I don't know the answers to these questions; my hope is your reporters will dig deeper and let the chips fall where they may. I believe PolitiFact should play an important, independent, investigative journalism role, but it can only do so if it tackles the most serious questions.
Doug Meyn, Tampa
Last resort | Nov. 27
Last place for children
Anyone who has spent 10 minutes — and I have — at the Mosley Motel will tell you that it is the last place to bring your children. Living on the street would be much safer. Although the owners claim it to be a "last resort" for those down on their luck, it is in fact along "crime central" on 34th Street.
That the police department and social services agencies provide money for anyone to stay there is beyond belief and a testament to their failures. Of course, the bottom line is money and it is a cheap place to sweep our problems out of sight. And as long as we don't have to see these families with children wandering our downtown streets, we are willing to cast a blind eye to the problem.

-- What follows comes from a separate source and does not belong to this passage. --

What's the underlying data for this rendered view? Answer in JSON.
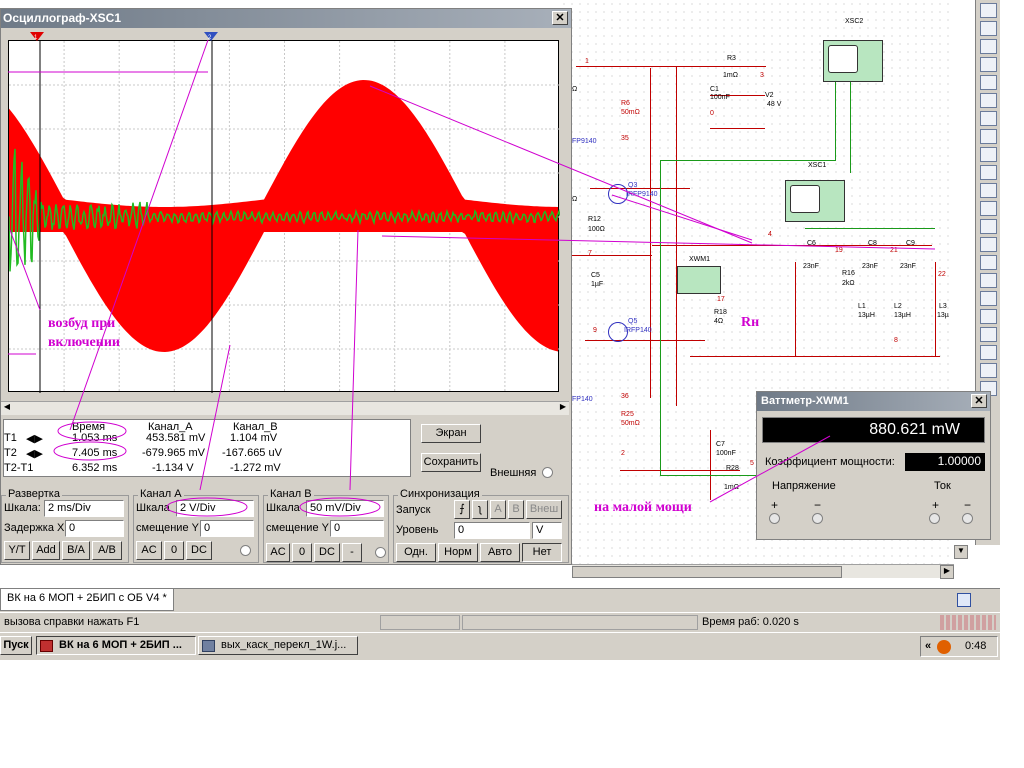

Until we as a society are courageous enough to act and end the cycle of poverty, we will be dealing with this ever-growing problem far into the future.
Robert W. Schultz, St. Petersburg
Immigration not state's top priority Nov. 28, editorial
Illegal influx is a priority
Who picked tomatoes before the illegal invasion of our land? We became the greatest nation on the planet in a short span of time, and we did it without being held hostage by illegal immigrants.
The editorial lists budget concerns, redistricting and the economy as top priorities for the Legislature, but all these are heavily impacted by the illegal immigrants Florida is supporting. Do you think taxpayers want to pay for education, health care and social service safety nets for illegal immigrants to pick tomatoes?
These lawbreakers impact everyone and every area. They stagnate wages and take jobs in construction and service areas. If all else fails, they could have seasonal visas to pick crops. They do not need to stay, bring families, or become citizens. Making employers responsible for all their needs might give growers cause to get creative. I suggest the economy is going to get so bad that Americans will pick tomatoes.
Lynn O'Keefe, Largo
Catholics confront new wording of Mass Nov. 28
Catholicism isn't a la carte
The New York Times article demonstrates a remarkable and regrettable lack of understanding of fundamentals of the Roman Catholic Church. The church is not a democracy carrying forward the wishes of a majority of its members. Rather, it is a religious entity tracing its history to the time of Jesus Christ, and its leader (the pope) has the final word in determining the rules to be followed by its members.
Catholics (and others) are certainly free to express their views, but once an issue is resolved by the church, it is to be followed by its members. No one is required to be a Catholic, but all Catholics must follow the rules of the church.
Thus it is misguided, at best, for a Catholic to be "furious with the church," or to say "Rome got its way in forcing this (Mass wording) on us." If you wish to be a Catholic, then Rome's way is the only way.
Bill Stober, Clearwater